A brief stop to unload my wares in Brighton slows us down slightly, but ultimately, I drop Chris off back in Milan right around 9 in the morning on Sunday. We look haggard and feel exhausted, but we can’t say the same of the Passat. It tirelessly hauled around three quarters of the Lake Michigan Circle Tour, and looked no worse for the wear. A low-fuel light came on as I drove home, so I stopped and filled up in Whitmore Lake. We’d traveled 746 miles since our last fill-up, and the Passat gulped down only 15.92 gallons. That works out to a whopping 46.9 mpg average for our second leg of driving. The Passat may have been laden with goodies on the return home, but the Upper Peninsula’s 55-mph limits helped counteract the extra weight.
All told, we put nearly 1406 miles on the Passat, averaged roughly 43.9 mpg over the entire trip while driving with cargo at the posted limit, and spent a rather paltry $127.33 in fuel. That’s less than I paid months ago for two Amtrak tickets to Milwaukee, and the Passat provided us the comfort of our own cabin, the convenience of our own climate controls and audio system, space for our cargo and groceries, and no interference from noisy passengers sitting around us.
Forget the train.
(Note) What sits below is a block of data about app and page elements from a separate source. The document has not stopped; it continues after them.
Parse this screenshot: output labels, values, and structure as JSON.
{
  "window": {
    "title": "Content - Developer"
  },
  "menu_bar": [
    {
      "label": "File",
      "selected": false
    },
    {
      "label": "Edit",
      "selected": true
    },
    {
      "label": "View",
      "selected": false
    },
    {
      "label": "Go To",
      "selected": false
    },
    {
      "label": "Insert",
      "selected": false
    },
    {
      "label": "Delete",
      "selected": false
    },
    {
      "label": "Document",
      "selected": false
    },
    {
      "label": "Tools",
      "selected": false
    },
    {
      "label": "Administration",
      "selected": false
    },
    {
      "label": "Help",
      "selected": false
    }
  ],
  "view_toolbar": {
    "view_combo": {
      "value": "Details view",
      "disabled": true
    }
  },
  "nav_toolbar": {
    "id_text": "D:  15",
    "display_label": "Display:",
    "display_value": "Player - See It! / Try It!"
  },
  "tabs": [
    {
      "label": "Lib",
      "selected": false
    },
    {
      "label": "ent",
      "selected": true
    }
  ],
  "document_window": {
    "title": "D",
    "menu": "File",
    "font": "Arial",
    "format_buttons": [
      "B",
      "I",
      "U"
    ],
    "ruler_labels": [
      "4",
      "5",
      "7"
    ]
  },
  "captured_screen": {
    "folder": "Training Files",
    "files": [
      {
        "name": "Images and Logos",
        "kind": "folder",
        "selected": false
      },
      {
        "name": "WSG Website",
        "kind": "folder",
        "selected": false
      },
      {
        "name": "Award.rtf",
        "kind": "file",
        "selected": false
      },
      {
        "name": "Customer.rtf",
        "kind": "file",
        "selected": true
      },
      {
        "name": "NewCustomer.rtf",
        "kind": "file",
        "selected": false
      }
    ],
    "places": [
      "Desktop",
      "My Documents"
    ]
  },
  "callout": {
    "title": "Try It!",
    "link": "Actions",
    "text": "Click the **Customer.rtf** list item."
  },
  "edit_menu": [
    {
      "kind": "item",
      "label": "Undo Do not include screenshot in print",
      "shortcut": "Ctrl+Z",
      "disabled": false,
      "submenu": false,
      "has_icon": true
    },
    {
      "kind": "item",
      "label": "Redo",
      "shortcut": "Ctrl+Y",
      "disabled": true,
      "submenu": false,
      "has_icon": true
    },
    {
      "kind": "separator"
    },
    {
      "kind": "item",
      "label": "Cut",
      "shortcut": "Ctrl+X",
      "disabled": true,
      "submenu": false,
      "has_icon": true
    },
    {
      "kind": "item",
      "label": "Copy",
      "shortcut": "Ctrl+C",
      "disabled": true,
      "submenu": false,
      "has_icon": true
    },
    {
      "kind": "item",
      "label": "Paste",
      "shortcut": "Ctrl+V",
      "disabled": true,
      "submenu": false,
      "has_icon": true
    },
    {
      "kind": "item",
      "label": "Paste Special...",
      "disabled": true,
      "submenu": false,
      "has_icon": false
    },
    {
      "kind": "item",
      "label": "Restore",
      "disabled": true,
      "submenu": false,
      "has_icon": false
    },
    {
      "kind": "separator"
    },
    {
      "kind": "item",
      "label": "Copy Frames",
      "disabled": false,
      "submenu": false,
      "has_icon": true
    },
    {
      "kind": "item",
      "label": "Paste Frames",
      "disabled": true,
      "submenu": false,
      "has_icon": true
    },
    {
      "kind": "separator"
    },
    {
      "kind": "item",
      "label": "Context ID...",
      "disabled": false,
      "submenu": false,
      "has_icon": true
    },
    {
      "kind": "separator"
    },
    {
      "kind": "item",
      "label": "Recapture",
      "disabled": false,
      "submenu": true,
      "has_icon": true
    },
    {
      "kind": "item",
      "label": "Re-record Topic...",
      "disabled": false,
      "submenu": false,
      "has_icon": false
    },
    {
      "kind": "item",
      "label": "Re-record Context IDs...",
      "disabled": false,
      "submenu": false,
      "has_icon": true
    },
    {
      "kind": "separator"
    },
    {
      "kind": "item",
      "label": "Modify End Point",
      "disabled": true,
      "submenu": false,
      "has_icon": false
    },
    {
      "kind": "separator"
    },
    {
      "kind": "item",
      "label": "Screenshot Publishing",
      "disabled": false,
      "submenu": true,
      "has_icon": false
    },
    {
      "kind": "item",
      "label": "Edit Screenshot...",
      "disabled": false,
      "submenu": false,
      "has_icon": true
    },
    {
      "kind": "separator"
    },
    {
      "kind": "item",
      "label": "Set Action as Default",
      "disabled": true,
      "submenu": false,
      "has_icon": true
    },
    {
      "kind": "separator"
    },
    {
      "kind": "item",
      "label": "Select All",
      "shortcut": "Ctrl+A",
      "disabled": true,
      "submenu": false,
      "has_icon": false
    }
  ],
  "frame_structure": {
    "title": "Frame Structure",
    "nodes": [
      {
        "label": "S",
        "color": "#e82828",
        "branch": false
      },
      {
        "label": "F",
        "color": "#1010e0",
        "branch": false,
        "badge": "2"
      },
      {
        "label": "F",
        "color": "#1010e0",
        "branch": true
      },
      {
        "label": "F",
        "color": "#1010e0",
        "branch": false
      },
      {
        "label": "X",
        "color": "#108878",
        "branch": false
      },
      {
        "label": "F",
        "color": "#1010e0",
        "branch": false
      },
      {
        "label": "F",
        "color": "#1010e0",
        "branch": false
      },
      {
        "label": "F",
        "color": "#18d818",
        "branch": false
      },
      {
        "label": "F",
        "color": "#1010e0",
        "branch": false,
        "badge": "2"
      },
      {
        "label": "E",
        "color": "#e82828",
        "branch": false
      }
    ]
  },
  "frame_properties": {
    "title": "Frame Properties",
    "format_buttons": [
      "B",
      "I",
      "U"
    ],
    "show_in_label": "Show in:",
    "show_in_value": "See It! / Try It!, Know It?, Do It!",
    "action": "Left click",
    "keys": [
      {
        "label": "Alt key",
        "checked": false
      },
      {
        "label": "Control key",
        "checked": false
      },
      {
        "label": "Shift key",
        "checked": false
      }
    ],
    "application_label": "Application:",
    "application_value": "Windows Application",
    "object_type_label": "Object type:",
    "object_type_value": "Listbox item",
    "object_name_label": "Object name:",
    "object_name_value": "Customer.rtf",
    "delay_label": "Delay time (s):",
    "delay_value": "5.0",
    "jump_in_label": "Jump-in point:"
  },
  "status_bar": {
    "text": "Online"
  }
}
Next time, I’ll take the TDI.
Total miles traveled: 1406
Number of fueling stops en-route: Two
Number of restroom stops en-route Five
Gallons of diesel fuel consumed: 32 gallons
Calories consumed: ACHTUNG. Don’t try this at home.
Average MPG: 43.9 mpg
Total spent on diesel fuel: $127.33
Total spent on toll roads: $15.05
Total spent on beer and food: Ignorance is bliss, ja?
Average fuel cost per mile: $0.09
- Base price (with dest.) $30,265
- Price as tested $30,365
- Body Style 4-door sedan
- Accommodation 5-passenger
- Construction Steel unibody
- Engine 16-valve DOHC turbodiesel I-4
- Displacement 2.0 liters (120 cu in)
- Power 140 hp @ 4000 rpm
- Torque 236 lb-ft @ 1750 rpm
- Transmission 6-speed dual-clutch automatic
- Drive Four-wheel
- Fuel Economy 30/40/34 (city/hwy/combined)
- Steering Electrically assisted
- Turns lock-to-lock 3.0
- Turning circle 36.4 ft
- Suspension, Front Control arms, coil springs
- Suspension, Rear Multilink, coil springs
- Brakes F/R Vented disc/disc
- Wheels 18-inch aluminum alloy
- Tires Hankook OptimoH426
- Tire Size 235/45HR-18
- Headroom F/R 38.3/37.8 in
- Legroom F/R 42.4/39.1 in
- Shoulder Room F/R 56.9/57.0 in
- Wheelbase 110.4 in
- Track F/R 62.1/61.0 in
- L x W x H 191.6 x 72.2 x 58.5 in
- Passenger Capacity 102.0 cu ft
- Caro Capacity 15.9 cu ft
- Weight 3459 lb
- Weight dist. F/R TBD
- Fuel Capacity 18.5 gal
- Est. Range 630 miles
- Fuel Grade Diesel
- Power sunroof
- Touchscreen navigation
- iPod cable
- Fog lights
- Leatherette seating surfaces
- Automatic dual-zone climate control
- SiriusXM satellite radio w/3-month subscription
- Auxiliary audio jack
- Tilt-and-telescopic steering column
- Cruise control
- Hill start assist
- Automatic headlights w/coming home function
- Heated front seats
- Power driver’s seat
- 60/40-split folding rear seats
- Front and rear armrests w/storage
- Intermittent front wipers w/heated washer nozzles
- Stability and traction control
- Wheel locks $100